Sitting on the runway at London Heathrow airport a large airliner carries 60,000kg of aviation fuel ready to power five hundred passengers and baggage across the Atlantic ocean. 7 hours later the same plane touches down in North America weighing almost 50,000kg less.
Like mechanical machines ripping through their fuel supplies, the human body loses weight when it expends more energy than it consumes. Whilst we don't have fuel-guzzling jet engines we do have trillions of hungry cells which burn energy in three broad categories.
Basal Metabolic Rate (BMR) accounts for the all energy required to sustain core body functions and makes up a significant proportion of daily expenditure. Total BMR value is largely dictated by age, body size and how much lean mass we have.
Thermic effect of feeding (TEF) accounts for the energy used to digest, absorb and assimilate the food we eat and makes up approximately 10% of daily expenditure.
Physical activity accounts for the energy spent moving.

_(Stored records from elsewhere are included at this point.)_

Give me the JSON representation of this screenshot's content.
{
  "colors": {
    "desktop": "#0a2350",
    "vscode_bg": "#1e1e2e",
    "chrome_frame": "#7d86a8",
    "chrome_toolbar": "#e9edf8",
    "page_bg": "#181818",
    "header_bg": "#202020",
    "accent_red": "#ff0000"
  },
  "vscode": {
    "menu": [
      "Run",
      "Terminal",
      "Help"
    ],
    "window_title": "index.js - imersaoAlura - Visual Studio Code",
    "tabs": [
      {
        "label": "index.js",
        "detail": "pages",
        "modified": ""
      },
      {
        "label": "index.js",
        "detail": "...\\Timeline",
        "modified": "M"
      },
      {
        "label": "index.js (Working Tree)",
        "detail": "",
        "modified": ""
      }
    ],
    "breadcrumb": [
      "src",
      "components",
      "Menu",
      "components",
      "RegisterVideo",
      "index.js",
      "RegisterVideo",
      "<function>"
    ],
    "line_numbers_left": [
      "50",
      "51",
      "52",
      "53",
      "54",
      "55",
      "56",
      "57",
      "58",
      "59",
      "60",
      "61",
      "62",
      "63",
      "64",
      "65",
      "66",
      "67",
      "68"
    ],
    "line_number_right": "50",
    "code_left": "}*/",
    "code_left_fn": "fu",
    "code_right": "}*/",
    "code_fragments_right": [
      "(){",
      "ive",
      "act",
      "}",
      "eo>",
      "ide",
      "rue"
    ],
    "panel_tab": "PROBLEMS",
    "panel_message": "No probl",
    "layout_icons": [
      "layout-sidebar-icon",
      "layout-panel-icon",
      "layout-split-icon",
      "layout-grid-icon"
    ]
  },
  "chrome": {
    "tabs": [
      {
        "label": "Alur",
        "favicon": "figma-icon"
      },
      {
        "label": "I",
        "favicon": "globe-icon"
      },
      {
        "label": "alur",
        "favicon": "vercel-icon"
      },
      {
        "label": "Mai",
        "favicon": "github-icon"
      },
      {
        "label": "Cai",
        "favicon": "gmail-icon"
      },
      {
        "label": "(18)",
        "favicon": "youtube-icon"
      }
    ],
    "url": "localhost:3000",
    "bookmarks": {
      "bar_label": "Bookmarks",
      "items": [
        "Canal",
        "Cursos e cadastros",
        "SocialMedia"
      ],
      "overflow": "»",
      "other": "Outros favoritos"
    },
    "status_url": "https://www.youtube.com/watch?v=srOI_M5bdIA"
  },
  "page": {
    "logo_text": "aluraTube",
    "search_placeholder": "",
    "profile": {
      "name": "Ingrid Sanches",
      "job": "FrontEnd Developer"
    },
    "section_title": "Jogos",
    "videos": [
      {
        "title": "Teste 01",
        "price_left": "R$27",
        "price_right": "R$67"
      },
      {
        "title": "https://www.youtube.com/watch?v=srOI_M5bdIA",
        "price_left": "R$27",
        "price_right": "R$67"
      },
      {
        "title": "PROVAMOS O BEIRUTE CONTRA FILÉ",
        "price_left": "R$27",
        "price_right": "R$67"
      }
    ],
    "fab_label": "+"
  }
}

Unsurprisingly the more we move, the more we burn. For sedentary folks physical activity will account for a small percentage of daily expenditure whilst for an active individual the value can be much higher.

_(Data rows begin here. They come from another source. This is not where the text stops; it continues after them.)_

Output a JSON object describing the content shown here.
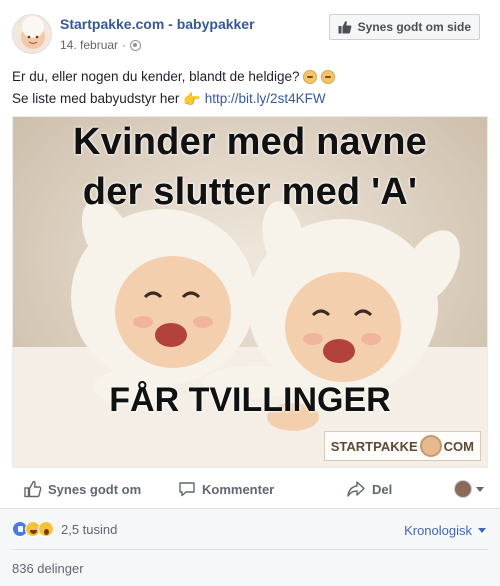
{
  "post": {
    "author": "Startpakke.com - babypakker",
    "date": "14. februar",
    "like_page_label": "Synes godt om side",
    "text_line1": "Er du, eller nogen du kender, blandt de heldige?",
    "text_line2_prefix": "Se liste med babyudstyr her",
    "link": "http://bit.ly/2st4KFW"
  },
  "image": {
    "title_line1": "Kvinder med navne",
    "title_line2": "der slutter med 'A'",
    "caption": "FÅR TVILLINGER",
    "watermark_left": "STARTPAKKE",
    "watermark_right": "COM"
  },
  "actions": {
    "like": "Synes godt om",
    "comment": "Kommenter",
    "share": "Del"
  },
  "stats": {
    "reactions_count": "2,5 tusind",
    "sort_label": "Kronologisk",
    "shares": "836 delinger"
  },
  "colors": {
    "link_blue": "#365899",
    "sort_blue": "#4267b2",
    "muted": "#606770"
  },
  "icons": [
    "thumbs-up-icon",
    "globe-icon",
    "comment-icon",
    "share-arrow-icon",
    "caret-down-icon",
    "like-reaction-icon",
    "haha-reaction-icon",
    "wow-reaction-icon"
  ]
}
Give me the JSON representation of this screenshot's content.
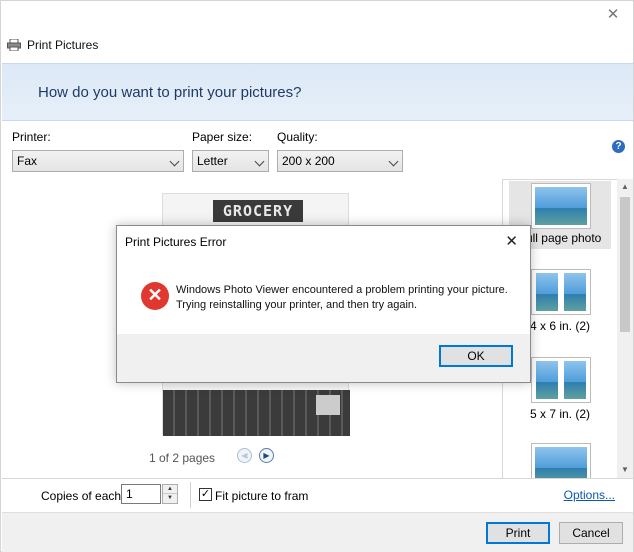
{
  "window": {
    "title": "Print Pictures",
    "close_glyph": "✕"
  },
  "banner": {
    "heading": "How do you want to print your pictures?"
  },
  "printer": {
    "label": "Printer:",
    "value": "Fax"
  },
  "paper_size": {
    "label": "Paper size:",
    "value": "Letter"
  },
  "quality": {
    "label": "Quality:",
    "value": "200 x 200"
  },
  "help": {
    "glyph": "?"
  },
  "preview": {
    "sign_text": "GROCERY",
    "page_info": "1 of 2 pages"
  },
  "layouts": [
    {
      "label": "Full page photo",
      "selected": true
    },
    {
      "label": "4 x 6 in. (2)",
      "selected": false
    },
    {
      "label": "5 x 7 in. (2)",
      "selected": false
    }
  ],
  "bottom": {
    "copies_label": "Copies of each",
    "copies_value": "1",
    "fit_label": "Fit picture to fram",
    "fit_checked": true,
    "options_link": "Options..."
  },
  "footer": {
    "print_label": "Print",
    "cancel_label": "Cancel"
  },
  "error_dialog": {
    "title": "Print Pictures Error",
    "message_line1": "Windows Photo Viewer encountered a problem printing your picture.",
    "message_line2": "Trying reinstalling your printer, and then try again.",
    "ok_label": "OK"
  },
  "colors": {
    "accent": "#0078d7",
    "error": "#e0382e",
    "banner_text": "#1e3b66",
    "link": "#0b57b0"
  }
}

An example metabolism at work:
To ramp up the speed of a car's engine we hit the accelerator. In similar fashion the body has its own pedals which we can press to increase energy output and shed more weight.

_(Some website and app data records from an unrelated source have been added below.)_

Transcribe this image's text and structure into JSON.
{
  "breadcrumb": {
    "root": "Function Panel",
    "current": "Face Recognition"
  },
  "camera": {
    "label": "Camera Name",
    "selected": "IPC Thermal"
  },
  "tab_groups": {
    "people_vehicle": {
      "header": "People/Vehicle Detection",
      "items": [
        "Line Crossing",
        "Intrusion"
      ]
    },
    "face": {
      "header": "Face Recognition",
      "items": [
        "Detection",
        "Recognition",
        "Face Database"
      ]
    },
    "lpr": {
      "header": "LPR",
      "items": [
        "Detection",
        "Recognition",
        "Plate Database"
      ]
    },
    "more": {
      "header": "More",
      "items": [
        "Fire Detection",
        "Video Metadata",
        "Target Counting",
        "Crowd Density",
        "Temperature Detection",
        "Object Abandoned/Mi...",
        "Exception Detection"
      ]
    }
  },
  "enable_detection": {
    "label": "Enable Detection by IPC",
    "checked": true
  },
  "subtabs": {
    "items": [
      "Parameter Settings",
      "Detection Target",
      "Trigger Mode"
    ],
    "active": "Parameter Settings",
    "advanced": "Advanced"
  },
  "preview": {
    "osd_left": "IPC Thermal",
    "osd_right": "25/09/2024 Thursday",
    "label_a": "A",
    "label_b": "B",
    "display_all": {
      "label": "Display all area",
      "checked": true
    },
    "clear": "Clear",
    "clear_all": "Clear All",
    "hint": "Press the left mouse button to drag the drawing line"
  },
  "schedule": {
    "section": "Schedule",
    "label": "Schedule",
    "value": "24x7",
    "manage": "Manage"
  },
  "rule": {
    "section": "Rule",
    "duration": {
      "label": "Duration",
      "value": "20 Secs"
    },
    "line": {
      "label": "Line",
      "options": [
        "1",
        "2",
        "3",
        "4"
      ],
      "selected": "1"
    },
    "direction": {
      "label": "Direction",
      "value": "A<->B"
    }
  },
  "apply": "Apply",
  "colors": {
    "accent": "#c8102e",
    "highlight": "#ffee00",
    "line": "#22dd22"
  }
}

- Strategy 1 - Boost BMR by increasing lean mass through resistance exercise
- Strategy 2 - Increase the TEF by switching to a whole-foods diet
- Strategy 3 - Increase your daily levels of low-intensity physical activity
Strategy 1 - Since basal metabolic rate is largely dictated by levels of lean mass adding some muscle to our physique through regular resistance exercise will increase the amount of energy burnt at rest. Not only is muscle a useful metabolism booster, it also helps hoover up blood glucose, adds tone and definition to our body, helps combat ageing and improves our physical capabilities
Strategy 2 - Processed food is more easily digested than its whole food counterpart. In practical terms this means you absorb a higher percentage of processed food calories. By eating more whole foods you increase the workload on your digestive system thereby reducing net calorie intake. Furthermore, this benefit doesn’t even take into account the increased nutritional density and appetite regulating qualities of whole foods.
Strategy 3 - NEAT (non-exercise activity thermogenesis) is a scientific term used to describe the amount of calories we burn via general movement spread throughout the day. Examples include walking, climbing the stairs, standing up, carrying bags, changing posture and playing. Dr James Levine has spent much of his professional life studying the effects of NEAT and concluded that it can account for huge differences in daily energy expenditure. In an age dominated by the chair ramping up levels of low intensity movement can have a profound impact on our waistlines. In the words of Dr Levine, we must get up and move.
Of course, no discussion of human energy balance would be complete without mentioning the other side of the equation… energy intake.
It took the passenger jet seven hours and thousands of miles to shed some 50,000kg of liquid fuel, yet the same tanks could be topped up in a matter of minutes upon arrival. The lopsided nature of this equation holds true for the human body too. No matter how well we rev our metabolisms it can be easily outgunned by consuming too many calories.
We must focus our attention on both the inputs and the outputs for optimal weight loss results.
- Get Up! Why Your Chair Is Killing You And What You Can Do About It by James Levine
- Barr SB and Wright JC. Postprandial energy expenditure in whole-food and processed-food meals: implications for daily energy expenditure. Food Nutr Res. 2010 Jul 2;54.